GREENSBORO — State law says school districts must resume in-person classes on Aug. 17. But Guilford County Schools leaders expect some families, and even teachers, will be unwilling to come back because of their fears of being infected with the COVID-19 virus.
So the district wants to pursue what one school board member said Thursday was an "outside the box" solution.
To that end, the Guilford County Board of Education voted unanimously to approve a recommendation from the superintendent to ask the state for permission to run two virtual academies. One academy would be for kindergarten through fifth grade, the other for sixth through 12th grades.
If formed, they would be staffed by Guilford County Schools teachers and be optional for families.
District leaders can't promise they will be able to open these virtual academies. They're simply trying to have options.
The vote came later in the virtual meeting after board members chose to delay until June 9 a vote on changes to the school calendar. The board said they wanted to make sure staff and students can be heard on the changes, while also stressing that the school district must comply with the state-mandated Aug. 17 start date.
State laws, in place prior to the pandemic, allows school districts to open virtual academies, which offer online rather than in-person instruction.
School administrators pointed to Charlotte-Mecklenburg Schools as an example. And there's no limit on the total number of students per virtual school, they said.
They told board members Thursday there's much about the proposal they haven't figured out — or if it's even realistic to go through the application process prior to school starting in August.
Whitney Oakley, the school system's chief academic officer, said if a significant number of families quit the district in favor of other online schools for their children, the district will lose the per-pupil funding from the state for those students.
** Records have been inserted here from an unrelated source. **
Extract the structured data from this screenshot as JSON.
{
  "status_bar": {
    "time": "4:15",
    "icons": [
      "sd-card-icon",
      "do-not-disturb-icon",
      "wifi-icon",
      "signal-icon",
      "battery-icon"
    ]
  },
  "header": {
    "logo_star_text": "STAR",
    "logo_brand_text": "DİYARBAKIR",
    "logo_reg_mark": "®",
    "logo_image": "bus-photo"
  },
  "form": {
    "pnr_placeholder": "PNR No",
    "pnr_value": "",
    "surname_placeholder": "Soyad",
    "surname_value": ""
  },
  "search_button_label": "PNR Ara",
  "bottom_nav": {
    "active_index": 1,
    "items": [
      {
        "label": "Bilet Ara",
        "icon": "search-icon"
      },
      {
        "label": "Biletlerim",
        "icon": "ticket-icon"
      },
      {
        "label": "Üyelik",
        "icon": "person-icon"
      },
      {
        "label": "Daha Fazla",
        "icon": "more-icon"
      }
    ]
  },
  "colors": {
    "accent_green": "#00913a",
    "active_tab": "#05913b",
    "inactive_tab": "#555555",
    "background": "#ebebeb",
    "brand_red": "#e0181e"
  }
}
That, in turn, would likely cause the district to consider school closures and other cuts.
"If we do not have options that keep parents feeling safe, we will then have to consider things to save those dollars," she said.
School administrators said the virtual academies could provide positions for teachers unwilling to return to schools.
"I think it’s a really good idea," board member Darlene Garrett said of the plan.
While the vote was unanimous, some board members did have concerns.
Board member Anita Sharpe wondered about the quality of instruction the virtual schools could provide.
Pat Tillman, another board member, pointed out that not all families have access to high-speed internet or the flexibility to have a parent at home with their child.
Superintendent Sharon Contreras said if the application is approved, she expects the academies would be permanent.
"I think that education as we know it has changed forever," she said.